The connections that we form with others can play a big, big part in leading a healthy and meaningful life. And, all those connections had to began somewhere, sometime. Those first impressions you formulated of someone and they of you may have given an indication of wanting to learn more . . . or not. And, maybe those first impressions then led to some pretty great and lasting relationships . . . or not.
So, think back to your first impressions of those that are a large part of your life now. Were they off to a good start? What about you? Do you think you gave a good first impression to them? Or, have you ever wished for a "redo" on those first encounters?
Studies say those first impressions are hard to erase. Thus, with that in mind, I gathered some commonalities of how some of those first impressions that have gone well not only for myself but what others have done with me to provide an especially positive experience. Read on and let me know what you think.
Bring Out Your Best: Nine Tips When First Meeting Someone
1. Smile warmly.
Who can resist an engaging smile? Not an overdone grin, but just "I am really happy to meet you smile."
2. Keep the gaze.
Don't look down or over there. And, a sure way to make someone feel annoyed and insignificant is to look over someone's shoulder searching the room at a party for someone else more influential to go to next. Nope. Look people in the eye with that warm smile and forget about the other people nearby.
3. Be yourself.
It really is the easiest, is it not? Don't pretend or put on airs. And, besides, that can be exhausting, keeping up a disingenuous act that is usually quite transparent anyway.
4. Stay there.
Be present where you are. Don't keep checking your phone, or again, scanning the room. Give that person your attention and get to know him or her a bit.
5. Bear small gifts.
Going to someone house for the first time? Perhaps bring a small gift. A plant, some flowers, a baked good from a local bakery, fresh fruit from the farmers' market -- they could all be appreciated and indicates thoughtfulness.
Don't miss this: Look at these great ideas for hostess gifts right here.
6. Prep 3 questions.
If you know you will be meeting someone new, think of three questions you can ask the person. Those questions can get the conversation going and trigger thoughts you may want to share as well. Don't fire them off like an interview, though. Just have them in your head and go with it naturally. You may want to only ask one. It is best to think of questions without a no or yes answer. too, and never something too personal.
7. Give freely.

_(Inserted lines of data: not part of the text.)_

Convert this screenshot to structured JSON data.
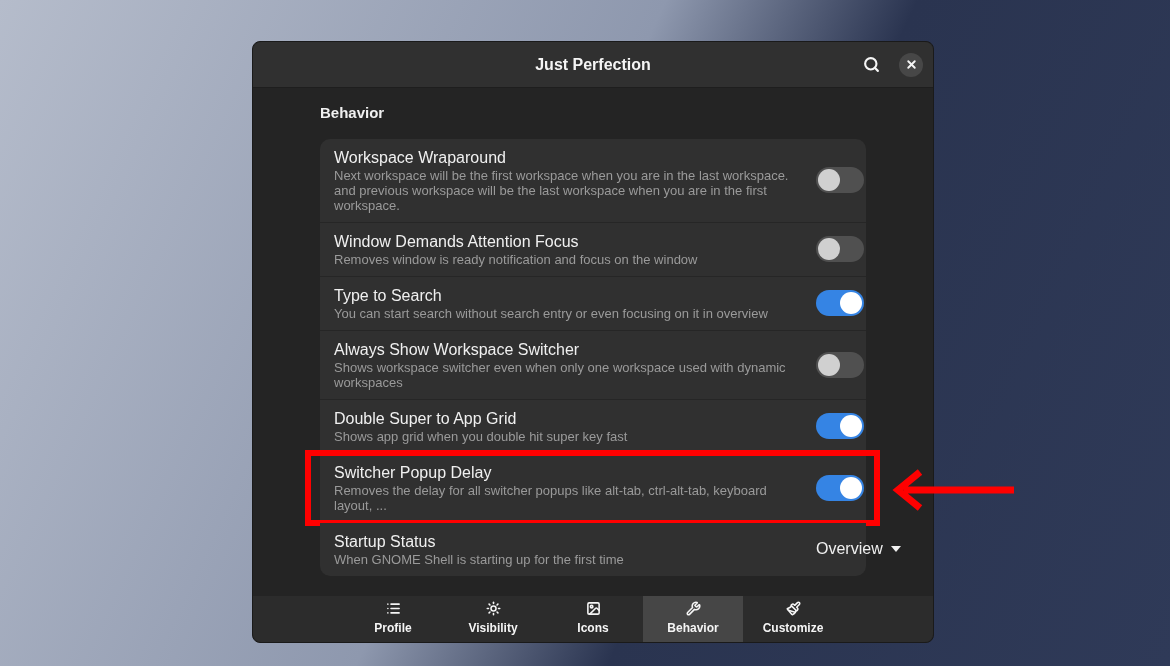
{
  "window": {
    "title": "Just Perfection"
  },
  "section_title": "Behavior",
  "rows": [
    {
      "kind": "switch",
      "title": "Workspace Wraparound",
      "description": "Next workspace will be the first workspace when you are in the last workspace. and previous workspace will be the last workspace when you are in the first workspace.",
      "on": false,
      "highlighted": false
    },
    {
      "kind": "switch",
      "title": "Window Demands Attention Focus",
      "description": "Removes window is ready notification and focus on the window",
      "on": false,
      "highlighted": false
    },
    {
      "kind": "switch",
      "title": "Type to Search",
      "description": "You can start search without search entry or even focusing on it in overview",
      "on": true,
      "highlighted": false
    },
    {
      "kind": "switch",
      "title": "Always Show Workspace Switcher",
      "description": "Shows workspace switcher even when only one workspace used with dynamic workspaces",
      "on": false,
      "highlighted": false
    },
    {
      "kind": "switch",
      "title": "Double Super to App Grid",
      "description": "Shows app grid when you double hit super key fast",
      "on": true,
      "highlighted": false
    },
    {
      "kind": "switch",
      "title": "Switcher Popup Delay",
      "description": "Removes the delay for all switcher popups like alt-tab, ctrl-alt-tab, keyboard layout, ...",
      "on": true,
      "highlighted": true
    },
    {
      "kind": "dropdown",
      "title": "Startup Status",
      "description": "When GNOME Shell is starting up for the first time",
      "value": "Overview",
      "highlighted": false
    }
  ],
  "tabs": [
    {
      "label": "Profile",
      "selected": false
    },
    {
      "label": "Visibility",
      "selected": false
    },
    {
      "label": "Icons",
      "selected": false
    },
    {
      "label": "Behavior",
      "selected": true
    },
    {
      "label": "Customize",
      "selected": false
    }
  ]
}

If you have something nice to say about someone, by all means, share it. If you are impressed by their design skills at their home, tell them. You admire their work? Great. Tell them why. Your comment regarding your common interest could further develop your connection. Genuine and kind thoughts are always appreciated, too.
Don't miss this: Make your best friends and design your best social life with all the steps laid out to get it going right here.
8. Follow up.
Always, always thank host and hostesses, of course. But, if you had a conversation going with someone and you offered to provide more information on the topic you were discussing (your talented handyman name and number, for example), don't let it slip. Make a note of doing just that in a timely manner.
Don't miss this. Here is how to invite those new acquaintances over for a casual get-together.
9. Remain open and repair . . . if necessary.
First impressions can be a great start, but despite what the studies show, they are not the end all. If it did not go well with someone that you wish it had, I say, ask for a redo. Just be honest and ask if you can start again.
Would you like to add to the list? Make some more suggestions or share a story about a first impression gone well or . . . not so well. Please do. I would love to hear!